To give one example of what the impact of uncertainty looks like in practice, consider the fate of Europe’s wind turbine industry over the course of last year.
Whilst policymakers kept investors on tenterhooks as they worked through proposals for energy price caps and the decoupling of gas from electricity prices, sales of turbines plummeted 36% in Q3 2022 (compared to the same period in 2021).
From a transport perspective, that translates into a massive loss of renewable energy capacity to facilitate the green hydrogen, manufacture of clean vehicles, and electric power networks that will be fundamental to achieving FitFor55 targets.
Positive steps to address lack of certainty include widened use of sustainable urban mobility plans, to provide vision to investors, and provision of clarity around the status of EU taxonomy as it relates to waterborne transport beyond 2025.
High inflation, rising borrowing rates, skills shortages and supply chain disruption are all weighing on investor plans – the least the EU can do is provide them with certainty and clarity through a fair approach to legislative and regulatory development.
Second, the need to shore up and streamline EU funding streams.
The Connecting Europe (CEF), Structural and Investment (ESIF), Regional Development (ERDF), Cohesion (CF) and InvestEU funds are all important drivers of infrastructure resilience and net zero investments, serving as important channels for crowding-in additional private investment.
Given the bureaucratic hoops that investors have to jump through to benefit from these funds, however, it can be hard for them to know which way is up when seeking support for decarbonisation initiatives. Navigating the benefits of these funding streams can, as things stand, serve as a significant drain on time and resource.
The EU should move to issuing regular, clear guidance for different instruments and the rules and revenue models relating to them, taking forward such principles when designing the post-2027 multi-annual financial framework (MFF) and next generation of EU funds.
The extraordinary fund-raising model developed as part of the Recovery and Resilience Facility should also be maintained as a permanent mechanism for addressing exceptional circumstances, not least the net zero challenge.

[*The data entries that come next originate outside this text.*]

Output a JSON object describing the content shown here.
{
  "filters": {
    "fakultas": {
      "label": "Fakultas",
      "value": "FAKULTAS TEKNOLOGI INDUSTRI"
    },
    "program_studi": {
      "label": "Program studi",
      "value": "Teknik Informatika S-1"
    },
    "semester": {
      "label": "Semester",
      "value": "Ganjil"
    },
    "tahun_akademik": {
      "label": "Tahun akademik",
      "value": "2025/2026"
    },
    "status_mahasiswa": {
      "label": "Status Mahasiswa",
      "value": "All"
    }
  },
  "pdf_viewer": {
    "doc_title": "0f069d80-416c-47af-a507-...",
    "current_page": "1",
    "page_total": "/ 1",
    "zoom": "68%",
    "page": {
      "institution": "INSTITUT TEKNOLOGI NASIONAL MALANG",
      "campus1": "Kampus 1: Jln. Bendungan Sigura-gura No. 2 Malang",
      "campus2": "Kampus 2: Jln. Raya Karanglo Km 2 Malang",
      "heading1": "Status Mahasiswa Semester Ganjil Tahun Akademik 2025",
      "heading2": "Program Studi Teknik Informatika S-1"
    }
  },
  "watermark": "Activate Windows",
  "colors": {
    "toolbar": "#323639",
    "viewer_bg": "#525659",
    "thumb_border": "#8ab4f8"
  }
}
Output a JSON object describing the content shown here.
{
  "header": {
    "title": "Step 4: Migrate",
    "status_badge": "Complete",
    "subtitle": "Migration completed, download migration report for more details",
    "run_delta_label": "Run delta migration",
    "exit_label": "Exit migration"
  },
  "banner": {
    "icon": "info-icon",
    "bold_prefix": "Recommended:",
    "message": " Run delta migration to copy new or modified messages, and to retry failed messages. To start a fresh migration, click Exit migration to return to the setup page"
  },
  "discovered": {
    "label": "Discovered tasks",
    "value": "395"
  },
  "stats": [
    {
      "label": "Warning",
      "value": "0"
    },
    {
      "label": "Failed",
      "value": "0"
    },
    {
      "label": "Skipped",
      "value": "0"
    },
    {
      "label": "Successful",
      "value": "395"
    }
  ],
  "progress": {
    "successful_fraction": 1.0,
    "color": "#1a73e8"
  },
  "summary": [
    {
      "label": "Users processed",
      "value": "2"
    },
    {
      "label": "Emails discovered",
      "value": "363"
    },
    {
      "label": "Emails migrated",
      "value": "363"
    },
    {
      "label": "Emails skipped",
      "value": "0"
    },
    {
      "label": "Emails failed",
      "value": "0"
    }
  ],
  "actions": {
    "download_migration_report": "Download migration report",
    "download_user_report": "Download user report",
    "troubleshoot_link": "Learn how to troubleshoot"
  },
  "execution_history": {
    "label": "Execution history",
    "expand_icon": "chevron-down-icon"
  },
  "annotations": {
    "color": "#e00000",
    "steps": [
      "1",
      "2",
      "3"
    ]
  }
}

Equally, lessons should be learnt from where a mix of public and private funding is making progress possible, especially in instances where market viability may not yet exist but will do in future.
The Important Projects of Common European Interest (IPCEI) Hy2Use initiative serves as an example of best practice in this regard, with €5bn of EU funding now crowding-in an additional €7bn in private support for hydrogen projects.
Likewise, the €1.6bn provided through the Alternative Fuels Infrastructure Facility (AFIF) for innovative projects which currently lack market viability, but have the potential to attract private funding in future, is a model that should be replicated more widely.
A Sustainable Aviation Fund, to increase research and development around alternative green fuels, could, for example, channel proceeds from ReFuel EU Aviation penalties and emissions allowance auctions to good use.
And third, a clamour for strong project pipelines.
The EU set out plans to accelerate permitting procedures as part of its RePowerEU initiative, but it should strive to be more ambitious in its delivery.
From an investor perspective, the money and appetite are there – dry powder held by global funds is estimated to have quadrupled to just shy of $300bn in the ten years to 2021 – what they need before they deploy it is clear cross-party, long-term maps for delivery.
As the global competition for inward investment hots up, there are a host of green lights investors are looking for in markets before they commit.
By considering these three principles at every stage of policy development, whilst remaining alert to measures being rolled out in other regions, EU officials can accelerate the move to green mobility right across the bloc.
This article originally appeared in Green Mobility Magazine.